ACTION ITEM: Reproduce the listing below in full and exactly; no pictures belong in the copy.

-- Opening Marker --

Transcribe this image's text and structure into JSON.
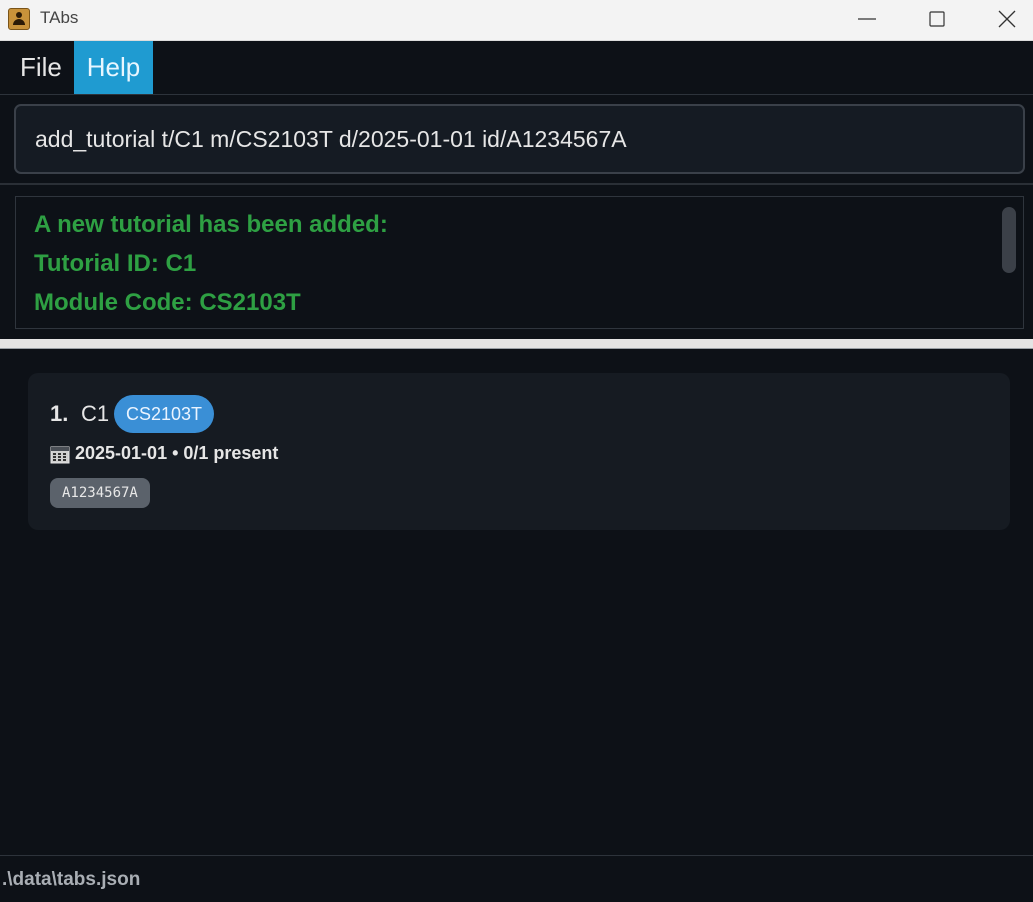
{
  "window": {
    "title": "TAbs"
  },
  "menu": {
    "items": [
      {
        "label": "File"
      },
      {
        "label": "Help"
      }
    ]
  },
  "command": {
    "value": "add_tutorial t/C1 m/CS2103T d/2025-01-01 id/A1234567A"
  },
  "result": {
    "lines": [
      "A new tutorial has been added:",
      "Tutorial ID: C1",
      "Module Code: CS2103T"
    ]
  },
  "tutorials": [
    {
      "index": "1.",
      "id": "C1",
      "module": "CS2103T",
      "date_attendance": "2025-01-01 • 0/1 present",
      "students": [
        "A1234567A"
      ]
    }
  ],
  "status": {
    "path": ".\\data\\tabs.json"
  },
  "colors": {
    "accent": "#1f9bd1",
    "success": "#2ea043",
    "module_badge": "#3a8fd6"
  }
}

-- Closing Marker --

RESULT:
Transcribe this image's text and structure into JSON.
{
  "window": {
    "title": "TAbs"
  },
  "menu": {
    "items": [
      {
        "label": "File"
      },
      {
        "label": "Help"
      }
    ]
  },
  "command": {
    "value": "add_tutorial t/C1 m/CS2103T d/2025-01-01 id/A1234567A"
  },
  "result": {
    "lines": [
      "A new tutorial has been added:",
      "Tutorial ID: C1",
      "Module Code: CS2103T"
    ]
  },
  "tutorials": [
    {
      "index": "1.",
      "id": "C1",
      "module": "CS2103T",
      "date_attendance": "2025-01-01 • 0/1 present",
      "students": [
        "A1234567A"
      ]
    }
  ],
  "status": {
    "path": ".\\data\\tabs.json"
  },
  "colors": {
    "accent": "#1f9bd1",
    "success": "#2ea043",
    "module_badge": "#3a8fd6"
  }
}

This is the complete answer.